Stored items
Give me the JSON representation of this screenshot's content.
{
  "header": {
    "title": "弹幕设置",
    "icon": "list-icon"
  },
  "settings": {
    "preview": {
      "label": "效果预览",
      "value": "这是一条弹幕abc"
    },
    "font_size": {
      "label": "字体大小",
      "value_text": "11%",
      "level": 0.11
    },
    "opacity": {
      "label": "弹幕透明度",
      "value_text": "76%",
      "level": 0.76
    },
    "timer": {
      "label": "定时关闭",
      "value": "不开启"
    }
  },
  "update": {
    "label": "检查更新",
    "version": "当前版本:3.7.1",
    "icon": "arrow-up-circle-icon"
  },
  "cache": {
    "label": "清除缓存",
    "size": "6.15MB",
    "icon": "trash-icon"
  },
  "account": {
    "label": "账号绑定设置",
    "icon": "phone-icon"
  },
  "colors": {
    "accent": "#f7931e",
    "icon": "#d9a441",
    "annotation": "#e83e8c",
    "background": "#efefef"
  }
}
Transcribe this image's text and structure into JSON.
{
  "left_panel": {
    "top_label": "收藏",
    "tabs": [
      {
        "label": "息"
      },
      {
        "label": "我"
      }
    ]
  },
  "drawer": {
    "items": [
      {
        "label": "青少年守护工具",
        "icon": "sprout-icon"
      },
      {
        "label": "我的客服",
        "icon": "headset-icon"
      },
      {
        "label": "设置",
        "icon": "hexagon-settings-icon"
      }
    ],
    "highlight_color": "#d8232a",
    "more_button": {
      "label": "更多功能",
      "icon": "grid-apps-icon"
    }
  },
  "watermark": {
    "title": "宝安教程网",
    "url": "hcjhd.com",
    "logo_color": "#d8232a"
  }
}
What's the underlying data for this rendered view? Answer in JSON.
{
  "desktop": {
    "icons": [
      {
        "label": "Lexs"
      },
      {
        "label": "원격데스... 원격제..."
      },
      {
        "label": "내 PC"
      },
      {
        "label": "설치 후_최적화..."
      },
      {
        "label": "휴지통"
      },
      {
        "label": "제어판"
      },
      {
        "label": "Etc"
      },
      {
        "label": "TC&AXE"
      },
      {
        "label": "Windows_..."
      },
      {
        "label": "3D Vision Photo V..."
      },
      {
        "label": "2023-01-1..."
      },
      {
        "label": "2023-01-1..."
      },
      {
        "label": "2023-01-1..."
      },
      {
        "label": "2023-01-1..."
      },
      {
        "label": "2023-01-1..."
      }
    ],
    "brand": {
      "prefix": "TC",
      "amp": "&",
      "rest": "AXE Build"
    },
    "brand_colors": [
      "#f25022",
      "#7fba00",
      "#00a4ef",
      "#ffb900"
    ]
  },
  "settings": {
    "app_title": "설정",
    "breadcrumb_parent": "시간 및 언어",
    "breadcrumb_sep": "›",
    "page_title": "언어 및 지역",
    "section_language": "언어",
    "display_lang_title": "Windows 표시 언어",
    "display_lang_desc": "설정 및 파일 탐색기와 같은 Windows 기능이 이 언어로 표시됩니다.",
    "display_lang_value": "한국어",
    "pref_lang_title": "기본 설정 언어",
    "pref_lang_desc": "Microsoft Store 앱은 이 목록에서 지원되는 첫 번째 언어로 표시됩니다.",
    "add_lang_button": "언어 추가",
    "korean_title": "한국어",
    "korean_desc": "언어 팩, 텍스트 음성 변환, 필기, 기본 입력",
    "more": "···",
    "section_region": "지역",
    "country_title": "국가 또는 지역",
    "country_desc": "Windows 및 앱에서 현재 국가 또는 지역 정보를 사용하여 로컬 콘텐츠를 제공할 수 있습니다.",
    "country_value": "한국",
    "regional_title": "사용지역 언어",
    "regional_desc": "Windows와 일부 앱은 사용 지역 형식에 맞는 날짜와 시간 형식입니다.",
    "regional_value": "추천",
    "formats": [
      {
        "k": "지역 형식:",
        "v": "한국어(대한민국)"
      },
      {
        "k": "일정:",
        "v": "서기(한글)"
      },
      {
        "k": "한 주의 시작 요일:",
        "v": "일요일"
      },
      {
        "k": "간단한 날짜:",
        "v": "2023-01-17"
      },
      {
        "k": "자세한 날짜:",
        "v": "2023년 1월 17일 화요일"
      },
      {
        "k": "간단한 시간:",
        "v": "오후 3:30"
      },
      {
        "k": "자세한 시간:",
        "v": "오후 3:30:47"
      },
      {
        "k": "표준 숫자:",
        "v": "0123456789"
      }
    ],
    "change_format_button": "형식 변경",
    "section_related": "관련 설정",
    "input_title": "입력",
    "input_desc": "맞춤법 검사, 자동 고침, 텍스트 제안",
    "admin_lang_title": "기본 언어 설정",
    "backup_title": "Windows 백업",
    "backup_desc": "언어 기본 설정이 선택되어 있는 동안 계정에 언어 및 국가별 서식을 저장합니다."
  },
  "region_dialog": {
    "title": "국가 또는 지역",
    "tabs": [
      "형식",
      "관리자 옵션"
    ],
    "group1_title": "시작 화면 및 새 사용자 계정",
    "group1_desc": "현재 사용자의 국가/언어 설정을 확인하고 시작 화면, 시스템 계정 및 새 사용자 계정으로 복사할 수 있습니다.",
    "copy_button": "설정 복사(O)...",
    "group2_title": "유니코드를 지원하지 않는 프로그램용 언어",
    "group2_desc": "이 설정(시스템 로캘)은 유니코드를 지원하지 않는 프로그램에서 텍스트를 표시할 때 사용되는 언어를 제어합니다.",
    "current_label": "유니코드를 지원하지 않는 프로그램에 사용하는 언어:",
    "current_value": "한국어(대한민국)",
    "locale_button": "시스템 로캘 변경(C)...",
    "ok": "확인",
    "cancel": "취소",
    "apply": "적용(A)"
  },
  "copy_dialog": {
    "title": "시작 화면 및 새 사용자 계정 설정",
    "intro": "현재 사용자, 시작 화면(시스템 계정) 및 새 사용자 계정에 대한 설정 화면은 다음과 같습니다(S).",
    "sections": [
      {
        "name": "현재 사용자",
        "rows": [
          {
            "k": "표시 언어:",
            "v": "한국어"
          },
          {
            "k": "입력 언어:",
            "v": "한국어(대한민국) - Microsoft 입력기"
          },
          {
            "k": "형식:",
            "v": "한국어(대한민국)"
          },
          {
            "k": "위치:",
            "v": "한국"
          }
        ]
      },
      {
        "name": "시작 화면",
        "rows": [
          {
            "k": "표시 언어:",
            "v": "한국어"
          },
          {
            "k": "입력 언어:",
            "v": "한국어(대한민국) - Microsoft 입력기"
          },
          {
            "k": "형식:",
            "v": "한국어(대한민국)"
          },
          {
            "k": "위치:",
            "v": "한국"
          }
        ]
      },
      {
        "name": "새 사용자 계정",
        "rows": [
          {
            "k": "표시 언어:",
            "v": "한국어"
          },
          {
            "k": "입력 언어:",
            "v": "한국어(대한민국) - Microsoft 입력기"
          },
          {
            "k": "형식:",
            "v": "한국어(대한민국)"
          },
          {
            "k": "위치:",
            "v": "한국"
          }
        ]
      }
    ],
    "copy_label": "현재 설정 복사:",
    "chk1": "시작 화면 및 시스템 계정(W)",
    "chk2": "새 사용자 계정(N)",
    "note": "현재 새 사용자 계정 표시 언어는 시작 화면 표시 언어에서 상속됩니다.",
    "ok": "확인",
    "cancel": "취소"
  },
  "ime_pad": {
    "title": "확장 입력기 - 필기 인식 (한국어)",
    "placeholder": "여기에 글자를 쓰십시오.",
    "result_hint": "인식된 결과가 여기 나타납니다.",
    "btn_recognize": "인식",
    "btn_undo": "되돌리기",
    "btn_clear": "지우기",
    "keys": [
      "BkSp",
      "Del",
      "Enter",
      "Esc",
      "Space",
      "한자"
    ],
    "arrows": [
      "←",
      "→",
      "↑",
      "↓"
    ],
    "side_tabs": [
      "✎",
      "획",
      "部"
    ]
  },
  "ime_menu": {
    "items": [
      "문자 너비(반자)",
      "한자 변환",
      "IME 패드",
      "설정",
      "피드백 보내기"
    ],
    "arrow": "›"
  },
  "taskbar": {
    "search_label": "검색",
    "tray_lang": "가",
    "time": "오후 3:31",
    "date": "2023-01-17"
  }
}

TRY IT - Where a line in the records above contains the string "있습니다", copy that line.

ANSWER FOR THE TASK -
    "country_desc": "Windows 및 앱에서 현재 국가 또는 지역 정보를 사용하여 로컬 콘텐츠를 제공할 수 있습니다.",
    "group1_desc": "현재 사용자의 국가/언어 설정을 확인하고 시작 화면, 시스템 계정 및 새 사용자 계정으로 복사할 수 있습니다.",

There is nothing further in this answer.